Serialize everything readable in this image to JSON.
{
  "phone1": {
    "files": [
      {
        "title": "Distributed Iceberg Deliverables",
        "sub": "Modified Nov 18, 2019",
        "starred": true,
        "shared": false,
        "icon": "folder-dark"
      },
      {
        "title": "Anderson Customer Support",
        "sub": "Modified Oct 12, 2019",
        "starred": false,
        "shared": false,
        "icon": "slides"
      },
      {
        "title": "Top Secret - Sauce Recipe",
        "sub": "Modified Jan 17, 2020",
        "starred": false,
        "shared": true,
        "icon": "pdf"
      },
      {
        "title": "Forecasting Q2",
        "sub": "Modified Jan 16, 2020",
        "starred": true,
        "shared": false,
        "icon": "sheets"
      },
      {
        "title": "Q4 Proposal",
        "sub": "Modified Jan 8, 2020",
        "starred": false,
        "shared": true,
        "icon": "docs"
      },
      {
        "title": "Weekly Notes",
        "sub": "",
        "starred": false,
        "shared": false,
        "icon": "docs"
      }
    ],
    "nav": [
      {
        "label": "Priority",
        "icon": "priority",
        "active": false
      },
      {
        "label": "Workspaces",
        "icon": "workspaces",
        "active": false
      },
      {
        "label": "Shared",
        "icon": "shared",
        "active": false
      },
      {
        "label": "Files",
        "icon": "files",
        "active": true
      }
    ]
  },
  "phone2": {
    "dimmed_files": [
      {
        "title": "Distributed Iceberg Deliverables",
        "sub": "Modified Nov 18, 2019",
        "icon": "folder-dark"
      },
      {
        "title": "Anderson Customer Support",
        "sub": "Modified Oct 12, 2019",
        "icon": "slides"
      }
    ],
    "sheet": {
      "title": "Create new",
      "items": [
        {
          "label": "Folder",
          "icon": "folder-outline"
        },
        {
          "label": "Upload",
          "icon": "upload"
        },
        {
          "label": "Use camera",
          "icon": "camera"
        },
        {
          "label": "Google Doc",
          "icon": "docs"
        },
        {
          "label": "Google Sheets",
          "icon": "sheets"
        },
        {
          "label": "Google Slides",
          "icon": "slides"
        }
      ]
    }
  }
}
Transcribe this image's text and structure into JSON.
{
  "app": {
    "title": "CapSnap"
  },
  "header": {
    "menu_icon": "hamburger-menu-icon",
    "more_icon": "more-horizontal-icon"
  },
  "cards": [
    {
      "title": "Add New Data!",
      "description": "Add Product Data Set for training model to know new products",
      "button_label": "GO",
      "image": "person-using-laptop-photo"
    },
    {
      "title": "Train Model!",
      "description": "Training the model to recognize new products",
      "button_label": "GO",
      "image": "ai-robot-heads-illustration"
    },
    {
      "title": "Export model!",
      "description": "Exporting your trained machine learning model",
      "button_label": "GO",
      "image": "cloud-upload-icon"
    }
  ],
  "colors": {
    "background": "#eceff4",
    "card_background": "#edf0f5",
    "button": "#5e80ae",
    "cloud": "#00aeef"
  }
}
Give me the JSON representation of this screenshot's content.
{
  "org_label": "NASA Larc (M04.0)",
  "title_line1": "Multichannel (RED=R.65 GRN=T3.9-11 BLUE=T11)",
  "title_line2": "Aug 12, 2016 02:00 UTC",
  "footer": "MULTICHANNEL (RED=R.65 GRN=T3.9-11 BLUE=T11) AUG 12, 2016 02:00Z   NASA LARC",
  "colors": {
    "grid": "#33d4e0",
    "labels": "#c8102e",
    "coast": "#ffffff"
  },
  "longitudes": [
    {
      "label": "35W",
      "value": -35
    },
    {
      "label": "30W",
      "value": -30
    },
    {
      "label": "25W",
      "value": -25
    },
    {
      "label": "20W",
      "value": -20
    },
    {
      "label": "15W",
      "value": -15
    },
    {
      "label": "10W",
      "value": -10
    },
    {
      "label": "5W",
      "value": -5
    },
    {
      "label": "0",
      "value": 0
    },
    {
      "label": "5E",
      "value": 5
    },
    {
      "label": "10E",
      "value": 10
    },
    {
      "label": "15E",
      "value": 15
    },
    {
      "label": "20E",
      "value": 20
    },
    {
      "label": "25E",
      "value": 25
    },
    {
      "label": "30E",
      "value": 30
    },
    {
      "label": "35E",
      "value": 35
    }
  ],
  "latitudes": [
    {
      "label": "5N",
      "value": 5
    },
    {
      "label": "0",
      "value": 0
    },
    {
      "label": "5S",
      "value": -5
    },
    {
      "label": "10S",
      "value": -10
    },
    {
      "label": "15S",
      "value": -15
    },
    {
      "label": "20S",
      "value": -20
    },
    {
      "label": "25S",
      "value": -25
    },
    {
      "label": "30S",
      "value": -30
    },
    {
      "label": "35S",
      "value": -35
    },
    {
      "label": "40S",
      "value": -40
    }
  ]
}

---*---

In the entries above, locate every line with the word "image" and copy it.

Serialize everything readable in this image to JSON.
Transcribe this image's text and structure into JSON.
      "image": "person-using-laptop-photo"
      "image": "ai-robot-heads-illustration"
      "image": "cloud-upload-icon"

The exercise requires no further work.